Rudd’s message: all power to the casino capitalists
Posted by Leonie, July 26th, 2009 - under ALP, Australia, Australian Labor Party, Australian politics, Casino capitalism, Economic crisis, Economics, Kevin Rudd, Labor Party, Labour theory of value, Marxism, Rudd, Rudd Government, Rudd Labor.
Kevin Rudd spent over 6000 words in the Fairfax press giving us a simple message.
Everything will go up, except for wages. The working class will pay for the crisis of capitalism.
Interest rates will rise, fuel prices will rise, food prices will rise, unemployment will rise.
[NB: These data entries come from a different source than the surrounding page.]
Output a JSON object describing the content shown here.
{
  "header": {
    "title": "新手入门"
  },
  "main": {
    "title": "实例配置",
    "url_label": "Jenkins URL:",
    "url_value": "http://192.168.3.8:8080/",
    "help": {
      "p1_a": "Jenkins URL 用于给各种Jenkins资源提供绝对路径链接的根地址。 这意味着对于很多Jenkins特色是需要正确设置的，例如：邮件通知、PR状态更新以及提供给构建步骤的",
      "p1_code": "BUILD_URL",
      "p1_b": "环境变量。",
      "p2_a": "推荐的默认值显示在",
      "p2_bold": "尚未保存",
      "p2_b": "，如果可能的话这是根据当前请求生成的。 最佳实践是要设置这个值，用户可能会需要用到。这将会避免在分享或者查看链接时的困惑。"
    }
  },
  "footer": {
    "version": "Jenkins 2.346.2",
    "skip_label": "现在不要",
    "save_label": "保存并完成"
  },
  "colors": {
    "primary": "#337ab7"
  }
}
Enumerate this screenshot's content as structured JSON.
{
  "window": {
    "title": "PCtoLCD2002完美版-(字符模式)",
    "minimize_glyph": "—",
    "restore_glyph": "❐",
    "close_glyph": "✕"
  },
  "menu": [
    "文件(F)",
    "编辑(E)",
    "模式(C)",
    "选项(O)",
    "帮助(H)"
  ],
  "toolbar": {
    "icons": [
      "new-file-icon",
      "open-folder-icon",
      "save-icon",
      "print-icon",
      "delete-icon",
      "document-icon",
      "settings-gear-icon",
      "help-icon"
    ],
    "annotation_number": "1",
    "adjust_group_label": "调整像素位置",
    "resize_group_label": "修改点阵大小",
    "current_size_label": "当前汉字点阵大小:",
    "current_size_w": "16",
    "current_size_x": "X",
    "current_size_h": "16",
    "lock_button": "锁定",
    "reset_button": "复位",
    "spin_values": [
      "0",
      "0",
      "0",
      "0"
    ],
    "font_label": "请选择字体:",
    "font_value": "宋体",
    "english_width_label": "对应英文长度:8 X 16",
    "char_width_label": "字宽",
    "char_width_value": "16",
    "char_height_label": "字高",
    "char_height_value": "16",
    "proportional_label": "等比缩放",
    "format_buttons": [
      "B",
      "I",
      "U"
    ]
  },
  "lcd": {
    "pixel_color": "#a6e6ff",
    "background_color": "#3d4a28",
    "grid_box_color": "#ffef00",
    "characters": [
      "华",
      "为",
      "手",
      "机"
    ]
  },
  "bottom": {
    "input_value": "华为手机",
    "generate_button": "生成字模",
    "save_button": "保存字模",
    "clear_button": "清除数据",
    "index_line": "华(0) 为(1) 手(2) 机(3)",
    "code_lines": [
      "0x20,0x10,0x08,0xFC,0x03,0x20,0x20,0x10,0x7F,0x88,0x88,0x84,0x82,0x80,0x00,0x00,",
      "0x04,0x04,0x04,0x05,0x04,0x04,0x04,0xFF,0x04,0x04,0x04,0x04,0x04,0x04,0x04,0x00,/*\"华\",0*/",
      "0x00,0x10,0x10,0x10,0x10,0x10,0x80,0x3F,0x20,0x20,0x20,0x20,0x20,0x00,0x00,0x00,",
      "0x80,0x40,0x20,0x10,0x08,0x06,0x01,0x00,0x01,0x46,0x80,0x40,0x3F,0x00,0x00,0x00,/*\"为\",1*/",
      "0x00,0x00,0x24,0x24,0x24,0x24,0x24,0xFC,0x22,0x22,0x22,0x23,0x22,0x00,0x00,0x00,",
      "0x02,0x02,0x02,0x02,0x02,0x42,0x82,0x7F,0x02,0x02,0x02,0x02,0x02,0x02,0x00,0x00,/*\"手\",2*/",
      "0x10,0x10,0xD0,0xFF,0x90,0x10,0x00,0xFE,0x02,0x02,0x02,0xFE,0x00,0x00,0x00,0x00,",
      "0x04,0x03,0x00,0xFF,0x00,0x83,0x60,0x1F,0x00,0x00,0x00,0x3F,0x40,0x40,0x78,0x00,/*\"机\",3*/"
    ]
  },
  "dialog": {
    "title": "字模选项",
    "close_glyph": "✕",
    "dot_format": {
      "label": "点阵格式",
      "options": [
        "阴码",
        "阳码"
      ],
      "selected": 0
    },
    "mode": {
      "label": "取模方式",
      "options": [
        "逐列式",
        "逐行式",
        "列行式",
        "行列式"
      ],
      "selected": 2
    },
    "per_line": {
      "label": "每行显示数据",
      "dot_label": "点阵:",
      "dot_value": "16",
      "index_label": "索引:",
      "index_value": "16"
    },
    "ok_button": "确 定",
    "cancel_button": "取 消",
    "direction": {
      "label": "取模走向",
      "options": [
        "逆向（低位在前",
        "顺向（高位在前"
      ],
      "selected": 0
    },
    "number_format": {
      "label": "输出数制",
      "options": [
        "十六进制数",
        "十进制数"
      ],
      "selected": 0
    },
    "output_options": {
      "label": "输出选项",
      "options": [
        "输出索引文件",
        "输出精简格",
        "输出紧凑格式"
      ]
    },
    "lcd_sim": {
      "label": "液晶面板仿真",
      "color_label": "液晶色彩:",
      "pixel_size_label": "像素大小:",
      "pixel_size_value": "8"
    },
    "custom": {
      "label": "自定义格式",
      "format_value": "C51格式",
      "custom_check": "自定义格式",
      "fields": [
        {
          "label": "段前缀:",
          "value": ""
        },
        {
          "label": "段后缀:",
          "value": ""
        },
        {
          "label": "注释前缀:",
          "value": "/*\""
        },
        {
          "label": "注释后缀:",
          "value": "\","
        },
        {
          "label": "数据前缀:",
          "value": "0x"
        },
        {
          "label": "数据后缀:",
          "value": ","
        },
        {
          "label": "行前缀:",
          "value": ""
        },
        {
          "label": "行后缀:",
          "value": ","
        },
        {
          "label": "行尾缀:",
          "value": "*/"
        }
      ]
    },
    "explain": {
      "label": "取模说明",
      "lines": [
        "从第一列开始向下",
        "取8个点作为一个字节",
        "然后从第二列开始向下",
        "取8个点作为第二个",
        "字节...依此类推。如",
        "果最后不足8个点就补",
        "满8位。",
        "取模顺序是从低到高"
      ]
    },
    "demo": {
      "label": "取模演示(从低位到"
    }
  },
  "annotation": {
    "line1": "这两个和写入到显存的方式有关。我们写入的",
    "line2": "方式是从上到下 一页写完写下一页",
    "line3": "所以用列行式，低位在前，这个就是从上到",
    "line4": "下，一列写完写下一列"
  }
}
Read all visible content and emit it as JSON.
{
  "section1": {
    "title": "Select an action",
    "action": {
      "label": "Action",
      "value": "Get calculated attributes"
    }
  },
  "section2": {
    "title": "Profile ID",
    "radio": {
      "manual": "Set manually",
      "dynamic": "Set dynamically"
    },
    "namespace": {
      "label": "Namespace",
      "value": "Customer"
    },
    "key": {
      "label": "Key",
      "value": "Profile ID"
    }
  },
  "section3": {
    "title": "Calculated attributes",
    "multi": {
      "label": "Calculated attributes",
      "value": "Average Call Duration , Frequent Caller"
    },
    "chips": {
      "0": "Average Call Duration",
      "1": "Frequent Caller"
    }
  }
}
All of it is disguised in spin about ‘the decade of nation building’ and attacks on extreme capitalism (whatever that is) and neoliberalism.
But Rudd is a neoliberal, or fiscal conservative as he calls it.
His neoliberal economic strategy is simple; government spending increases during recessions and is cut during recovery.
For that reason the next Budget is likely to be a shocker – to supposedly free up the market to boost the recovery. In other words workers are to pay for the crisis.
The premise is that recessions are temporary aberrations which Government spending can address and that the market is the best vehicle for economic development and satisfying human need. Neither are true.
Rudd appears not to understand the business cycle (an idea Marx developed and which most economists and politicians now accept.)
Because capitalism is undemocratic and unplanned investment pours into profitable areas and there is overproduction or over-stimulation. This depresses profits and demand and recession develops.
Over time the system can correct itself, but at great cost to working people.
But Marx went further. He understood another consequence of the way capitalism is organised, what he called the tendency of the rate of profit to fall.
Labour creates profit, not capital. Yet competition forces capitalists to invest more and more in machinery and the like. This means that profit rates decline unless other factors like the destruction of capital, or falls in employment and living standards, and increases in working hours and productivity occur.
Profit rates for the last generation have been low in the productive areas of capital where value is produced. This real economy is manufacturing, mines and the like.
Profits boomed in the casino of capitalism - the finance sector and stock exchange.
But that boom was unsustainable if it was not underpinned by booming profits in the productive sector. And it wasn’t.
The present ‘green shoots’ are the same. They appear to be based on a boom in the casino sector, not productive capital. Certainly confidence is returning to banking and the stock market.
But without a return to profitability in the productive sections of society a gambling boom is unsustainable.
Stimulus packages don’t address or improve long term low profit rates. Driving down living standards and destroying capital can.
Rudd’s nation building is an attempt to build up infrastructure.
After 11 years of neglect that might help at the margins. But it does nothing per se to restore profit rates.
Having transport facilities to expedite exports won’t work if the demand for exports fall.
So Rudd falls back on rhetoric. Evidently the problem is extreme capitalism. It is unclear what this means.
All capitalism is extreme – it is a form of slavery in which capitalists expropriate the value workers make.
If by extreme capitalism Rudd means unregulated profit making, then he condemns himself.
It is ‘extreme’ capitalism that he perceives will step in to save the economy as the government reduces its ‘interference’ in the markets when the recovery, he hopes, strengthens. He is making space for the cowboys to ride again.
Rudd is going to hand back complete control to the casino capitalists and attack workers. What a great strategy for further disaster.